# WORK REQUEST
Leaving out the pictures, copy each record below exactly.

**** DATA FOR THE TASK ****

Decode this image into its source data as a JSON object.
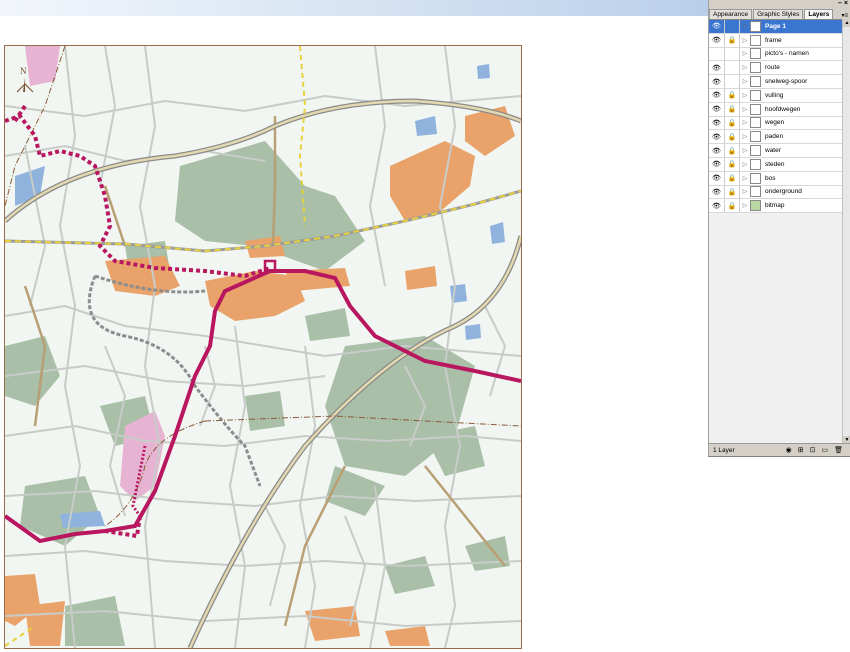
{
  "panel": {
    "tabs": [
      "Appearance",
      "Graphic Styles",
      "Layers"
    ],
    "active_tab": "Layers",
    "tab_menu_icon": "panel-menu-icon",
    "title_icons": [
      "minimize-icon",
      "close-icon"
    ],
    "title_glyphs": [
      "–",
      "×"
    ],
    "layers": [
      {
        "name": "Page 1",
        "selected": true,
        "eye": true,
        "locked": false,
        "expanded": true
      },
      {
        "name": "frame",
        "eye": true,
        "locked": true
      },
      {
        "name": "picto's - namen",
        "eye": false,
        "locked": false
      },
      {
        "name": "route",
        "eye": true,
        "locked": false
      },
      {
        "name": "snelweg-spoor",
        "eye": true,
        "locked": false
      },
      {
        "name": "vulling",
        "eye": true,
        "locked": true
      },
      {
        "name": "hoofdwegen",
        "eye": true,
        "locked": true
      },
      {
        "name": "wegen",
        "eye": true,
        "locked": true
      },
      {
        "name": "paden",
        "eye": true,
        "locked": true
      },
      {
        "name": "water",
        "eye": true,
        "locked": true
      },
      {
        "name": "steden",
        "eye": true,
        "locked": true
      },
      {
        "name": "bos",
        "eye": true,
        "locked": true
      },
      {
        "name": "onderground",
        "eye": true,
        "locked": true
      },
      {
        "name": "bitmap",
        "eye": true,
        "locked": true
      }
    ],
    "footer_label": "1 Layer"
  },
  "map": {
    "north_label": "N",
    "colors": {
      "background": "#f2f6f2",
      "forest": "#a9bfa8",
      "town": "#e9a36a",
      "road": "#c8ccc8",
      "main_road": "#b89f74",
      "motorway_fill": "#f2e3a1",
      "route": "#b8175f",
      "water": "#8fb3dd",
      "pink": "#e6b4d2",
      "rail_dash": "#e8d23c"
    }
  }
}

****

# EXERCISE OUTPUT
Decode this image into its source data as a JSON object.
{
  "panel": {
    "tabs": [
      "Appearance",
      "Graphic Styles",
      "Layers"
    ],
    "active_tab": "Layers",
    "tab_menu_icon": "panel-menu-icon",
    "title_icons": [
      "minimize-icon",
      "close-icon"
    ],
    "title_glyphs": [
      "–",
      "×"
    ],
    "layers": [
      {
        "name": "Page 1",
        "selected": true,
        "eye": true,
        "locked": false,
        "expanded": true
      },
      {
        "name": "frame",
        "eye": true,
        "locked": true
      },
      {
        "name": "picto's - namen",
        "eye": false,
        "locked": false
      },
      {
        "name": "route",
        "eye": true,
        "locked": false
      },
      {
        "name": "snelweg-spoor",
        "eye": true,
        "locked": false
      },
      {
        "name": "vulling",
        "eye": true,
        "locked": true
      },
      {
        "name": "hoofdwegen",
        "eye": true,
        "locked": true
      },
      {
        "name": "wegen",
        "eye": true,
        "locked": true
      },
      {
        "name": "paden",
        "eye": true,
        "locked": true
      },
      {
        "name": "water",
        "eye": true,
        "locked": true
      },
      {
        "name": "steden",
        "eye": true,
        "locked": true
      },
      {
        "name": "bos",
        "eye": true,
        "locked": true
      },
      {
        "name": "onderground",
        "eye": true,
        "locked": true
      },
      {
        "name": "bitmap",
        "eye": true,
        "locked": true
      }
    ],
    "footer_label": "1 Layer"
  },
  "map": {
    "north_label": "N",
    "colors": {
      "background": "#f2f6f2",
      "forest": "#a9bfa8",
      "town": "#e9a36a",
      "road": "#c8ccc8",
      "main_road": "#b89f74",
      "motorway_fill": "#f2e3a1",
      "route": "#b8175f",
      "water": "#8fb3dd",
      "pink": "#e6b4d2",
      "rail_dash": "#e8d23c"
    }
  }
}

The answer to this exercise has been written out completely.